Note: you can now mv target/triffid-behavior-ontology to anywhere you like in your home directory. Or you can do a fresh checkout from github

Edit and release cycle

In your repo you will see a README-editors.md file that has been customized for your project. Follow these instructions.

Generally the cycle is to:

  • branch
  • the edit the edit.owl file
  • make test
  • git commit
  • git push

To make a release

make prepare_release

Note that any make step can be preceded by run.sh if you have Docker installed

OBO Library metadata

The assumption here is that you are ahdering to OBO principles and want to eventually submit to OBO. Your repo will contain stub metadata files to help you do this.

You can create pull requests for your ontology on the OBO Foundry. See the src/metadata file for more details.

For more documentation, see http://obofoundry.org

Additional

You will want to also:

  • enable travis
  • enable zenodo (optional)

See the README-editors.md file that has been generated for your project.

Troubleshooting.

If you have issues, file them here: https://github.com/INCATools/ontology-starter-kit/issues

Some things to check:

  • if something goes wrong you can try again. You may want to remove the target dir, or use the -c option
  • make sure your ontid has no spaces
  • if your title has spaces, enclose it in quotes

Customizing

You will likely want to customize the build process, and of course to edit the ontology.

The main thing you will want to do is to modify the seeds that are used to build the imports. The ones that are there are just examples, edit them as you like. See the ROBOT docs and the OBO Tutorial for more info.

Adapting an existing ontology repo

The OSK is designed for creating a new repo for a new ontology. It can still be used to help figure out how to migrate an existing github repository to the OSK structure. There are different ways to do this.

  • Manually compare your ontology against the template folder and make necessary adjustments
  • Run osk as if creating a new repo. Manually compare this with your existing repo and use git mv to rearrange, and adding any missing files by copying them across and doing a git add
  • Create a new repo de novo and abandon your existing one, using github issue mover to move tickets across.

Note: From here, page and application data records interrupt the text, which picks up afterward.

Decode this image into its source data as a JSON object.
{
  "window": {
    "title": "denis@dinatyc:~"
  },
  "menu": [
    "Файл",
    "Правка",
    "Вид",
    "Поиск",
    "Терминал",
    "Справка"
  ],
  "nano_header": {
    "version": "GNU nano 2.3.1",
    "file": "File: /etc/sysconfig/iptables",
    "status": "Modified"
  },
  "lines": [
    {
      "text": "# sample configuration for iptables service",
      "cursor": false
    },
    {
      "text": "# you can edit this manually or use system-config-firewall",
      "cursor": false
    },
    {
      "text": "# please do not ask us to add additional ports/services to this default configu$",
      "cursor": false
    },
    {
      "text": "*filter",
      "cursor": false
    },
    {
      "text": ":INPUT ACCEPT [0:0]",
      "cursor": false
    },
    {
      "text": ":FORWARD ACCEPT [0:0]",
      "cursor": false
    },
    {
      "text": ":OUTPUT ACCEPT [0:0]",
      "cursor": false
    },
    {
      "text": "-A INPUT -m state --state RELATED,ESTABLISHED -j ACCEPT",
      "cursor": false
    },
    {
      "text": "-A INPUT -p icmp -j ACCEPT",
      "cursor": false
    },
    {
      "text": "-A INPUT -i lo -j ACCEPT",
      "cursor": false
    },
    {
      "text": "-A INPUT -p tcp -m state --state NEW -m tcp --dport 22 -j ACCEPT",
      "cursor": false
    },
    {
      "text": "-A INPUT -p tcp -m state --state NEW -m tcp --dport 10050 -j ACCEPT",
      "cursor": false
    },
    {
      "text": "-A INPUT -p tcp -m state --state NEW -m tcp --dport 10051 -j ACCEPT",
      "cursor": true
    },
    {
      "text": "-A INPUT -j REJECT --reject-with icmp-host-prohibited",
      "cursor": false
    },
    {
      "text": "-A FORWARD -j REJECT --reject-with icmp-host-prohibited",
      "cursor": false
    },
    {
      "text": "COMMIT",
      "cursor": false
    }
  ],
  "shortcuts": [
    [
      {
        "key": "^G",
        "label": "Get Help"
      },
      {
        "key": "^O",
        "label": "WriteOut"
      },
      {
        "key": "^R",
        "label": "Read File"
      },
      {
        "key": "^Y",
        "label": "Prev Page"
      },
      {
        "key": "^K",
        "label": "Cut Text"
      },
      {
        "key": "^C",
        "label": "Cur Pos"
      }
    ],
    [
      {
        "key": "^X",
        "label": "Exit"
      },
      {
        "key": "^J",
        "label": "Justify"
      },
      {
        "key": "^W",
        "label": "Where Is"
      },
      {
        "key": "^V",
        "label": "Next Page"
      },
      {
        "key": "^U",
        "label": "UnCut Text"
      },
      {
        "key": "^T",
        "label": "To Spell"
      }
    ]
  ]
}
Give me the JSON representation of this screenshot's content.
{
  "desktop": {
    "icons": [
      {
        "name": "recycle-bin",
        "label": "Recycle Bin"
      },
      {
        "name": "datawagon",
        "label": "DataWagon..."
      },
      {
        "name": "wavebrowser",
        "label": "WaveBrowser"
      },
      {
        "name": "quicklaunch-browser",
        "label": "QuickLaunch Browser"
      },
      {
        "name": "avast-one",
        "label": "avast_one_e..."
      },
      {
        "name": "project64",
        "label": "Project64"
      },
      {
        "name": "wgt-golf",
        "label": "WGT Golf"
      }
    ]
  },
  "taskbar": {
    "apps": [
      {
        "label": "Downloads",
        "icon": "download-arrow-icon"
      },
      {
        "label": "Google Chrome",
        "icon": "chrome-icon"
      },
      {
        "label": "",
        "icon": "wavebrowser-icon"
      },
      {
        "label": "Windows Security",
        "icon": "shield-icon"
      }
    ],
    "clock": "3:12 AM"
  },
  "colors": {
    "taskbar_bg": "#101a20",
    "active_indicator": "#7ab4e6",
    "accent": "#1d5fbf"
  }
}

Obviously the second method is not ideal as you lose your github history. Note even with git mv history tracking becomes harder

More documentation

You will find additional documentation in the src/ontology/README-editors.md file in your repo